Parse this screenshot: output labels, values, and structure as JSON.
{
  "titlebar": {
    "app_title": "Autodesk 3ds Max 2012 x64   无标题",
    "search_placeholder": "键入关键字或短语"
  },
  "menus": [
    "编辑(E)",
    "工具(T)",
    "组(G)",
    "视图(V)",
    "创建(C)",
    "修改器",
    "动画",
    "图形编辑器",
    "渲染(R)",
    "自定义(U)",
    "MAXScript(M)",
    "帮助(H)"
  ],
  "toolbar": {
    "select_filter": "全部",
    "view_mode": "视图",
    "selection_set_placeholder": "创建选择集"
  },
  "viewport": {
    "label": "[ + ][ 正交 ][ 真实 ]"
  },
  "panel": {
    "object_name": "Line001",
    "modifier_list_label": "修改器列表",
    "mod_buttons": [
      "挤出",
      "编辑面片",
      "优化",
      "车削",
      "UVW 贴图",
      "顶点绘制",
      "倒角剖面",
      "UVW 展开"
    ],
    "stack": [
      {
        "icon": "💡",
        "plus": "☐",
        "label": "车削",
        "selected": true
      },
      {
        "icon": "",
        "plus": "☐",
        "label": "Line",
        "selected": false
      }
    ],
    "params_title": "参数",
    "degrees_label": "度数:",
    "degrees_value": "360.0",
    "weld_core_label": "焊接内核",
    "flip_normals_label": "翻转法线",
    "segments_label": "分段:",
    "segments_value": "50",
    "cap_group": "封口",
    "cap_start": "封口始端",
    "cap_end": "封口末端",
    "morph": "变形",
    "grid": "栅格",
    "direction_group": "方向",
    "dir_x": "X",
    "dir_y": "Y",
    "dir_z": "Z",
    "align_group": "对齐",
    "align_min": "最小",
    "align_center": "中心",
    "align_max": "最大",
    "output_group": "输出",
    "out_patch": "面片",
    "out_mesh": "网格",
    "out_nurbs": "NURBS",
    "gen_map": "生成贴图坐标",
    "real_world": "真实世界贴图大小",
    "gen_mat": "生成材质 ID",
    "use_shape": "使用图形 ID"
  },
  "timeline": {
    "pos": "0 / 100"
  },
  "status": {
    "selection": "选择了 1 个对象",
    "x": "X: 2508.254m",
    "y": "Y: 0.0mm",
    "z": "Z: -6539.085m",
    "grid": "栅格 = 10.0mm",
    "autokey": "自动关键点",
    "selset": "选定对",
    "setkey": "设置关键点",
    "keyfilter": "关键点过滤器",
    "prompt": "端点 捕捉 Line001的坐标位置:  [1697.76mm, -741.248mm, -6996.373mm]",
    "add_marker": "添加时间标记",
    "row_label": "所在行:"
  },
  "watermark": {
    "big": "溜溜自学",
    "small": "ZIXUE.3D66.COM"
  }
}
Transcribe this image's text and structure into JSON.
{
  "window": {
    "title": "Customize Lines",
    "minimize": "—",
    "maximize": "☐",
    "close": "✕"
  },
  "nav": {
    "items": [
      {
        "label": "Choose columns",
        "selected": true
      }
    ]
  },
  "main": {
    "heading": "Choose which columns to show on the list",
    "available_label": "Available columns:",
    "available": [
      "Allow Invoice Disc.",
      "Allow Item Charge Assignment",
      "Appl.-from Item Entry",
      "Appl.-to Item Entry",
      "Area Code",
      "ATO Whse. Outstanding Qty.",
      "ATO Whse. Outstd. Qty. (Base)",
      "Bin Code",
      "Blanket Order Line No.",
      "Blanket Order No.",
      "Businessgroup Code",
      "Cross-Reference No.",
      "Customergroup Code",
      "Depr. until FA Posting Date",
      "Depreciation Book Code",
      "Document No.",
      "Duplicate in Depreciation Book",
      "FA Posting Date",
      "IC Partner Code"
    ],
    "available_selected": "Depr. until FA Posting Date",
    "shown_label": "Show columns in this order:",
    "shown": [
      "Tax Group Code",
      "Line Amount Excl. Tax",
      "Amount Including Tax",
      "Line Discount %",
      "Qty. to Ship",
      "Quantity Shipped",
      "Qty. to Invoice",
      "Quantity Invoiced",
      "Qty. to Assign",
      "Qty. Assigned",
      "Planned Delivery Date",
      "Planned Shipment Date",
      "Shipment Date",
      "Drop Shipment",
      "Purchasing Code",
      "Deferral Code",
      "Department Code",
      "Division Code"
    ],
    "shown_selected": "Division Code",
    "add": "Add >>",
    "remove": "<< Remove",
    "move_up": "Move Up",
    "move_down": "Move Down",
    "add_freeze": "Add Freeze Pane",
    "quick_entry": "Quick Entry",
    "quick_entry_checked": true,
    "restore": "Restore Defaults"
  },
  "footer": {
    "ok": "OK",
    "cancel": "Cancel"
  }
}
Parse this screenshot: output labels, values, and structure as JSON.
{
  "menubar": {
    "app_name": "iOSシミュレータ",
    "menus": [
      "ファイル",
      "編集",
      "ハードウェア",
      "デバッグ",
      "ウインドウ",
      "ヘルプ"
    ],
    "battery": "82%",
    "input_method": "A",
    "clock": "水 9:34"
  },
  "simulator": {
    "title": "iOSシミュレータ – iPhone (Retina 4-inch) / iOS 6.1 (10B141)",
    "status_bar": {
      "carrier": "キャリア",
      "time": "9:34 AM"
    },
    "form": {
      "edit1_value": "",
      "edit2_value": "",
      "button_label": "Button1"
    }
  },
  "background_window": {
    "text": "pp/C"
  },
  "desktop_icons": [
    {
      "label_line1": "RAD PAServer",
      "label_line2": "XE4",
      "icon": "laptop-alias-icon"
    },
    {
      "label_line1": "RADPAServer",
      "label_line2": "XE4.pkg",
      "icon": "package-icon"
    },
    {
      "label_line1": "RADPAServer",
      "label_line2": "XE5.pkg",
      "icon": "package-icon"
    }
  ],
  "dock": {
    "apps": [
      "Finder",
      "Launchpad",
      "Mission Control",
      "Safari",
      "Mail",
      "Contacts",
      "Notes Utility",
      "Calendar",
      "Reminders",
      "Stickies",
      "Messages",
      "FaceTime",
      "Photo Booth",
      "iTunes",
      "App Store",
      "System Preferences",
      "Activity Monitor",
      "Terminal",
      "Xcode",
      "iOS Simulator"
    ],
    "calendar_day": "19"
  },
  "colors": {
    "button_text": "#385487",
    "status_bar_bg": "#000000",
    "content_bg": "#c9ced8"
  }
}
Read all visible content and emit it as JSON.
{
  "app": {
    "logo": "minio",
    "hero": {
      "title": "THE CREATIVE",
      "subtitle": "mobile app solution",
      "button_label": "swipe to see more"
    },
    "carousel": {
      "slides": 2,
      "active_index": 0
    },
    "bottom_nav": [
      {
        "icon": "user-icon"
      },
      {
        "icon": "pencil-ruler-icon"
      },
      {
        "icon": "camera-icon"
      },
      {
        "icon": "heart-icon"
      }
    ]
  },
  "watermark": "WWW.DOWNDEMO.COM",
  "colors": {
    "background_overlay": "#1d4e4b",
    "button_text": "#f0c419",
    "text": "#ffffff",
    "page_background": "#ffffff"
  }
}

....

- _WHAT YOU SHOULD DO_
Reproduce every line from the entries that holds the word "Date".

- _EXPECTED ANSWER_
      "Depr. until FA Posting Date",
      "FA Posting Date",
    "available_selected": "Depr. until FA Posting Date",
      "Planned Delivery Date",
      "Planned Shipment Date",
      "Shipment Date",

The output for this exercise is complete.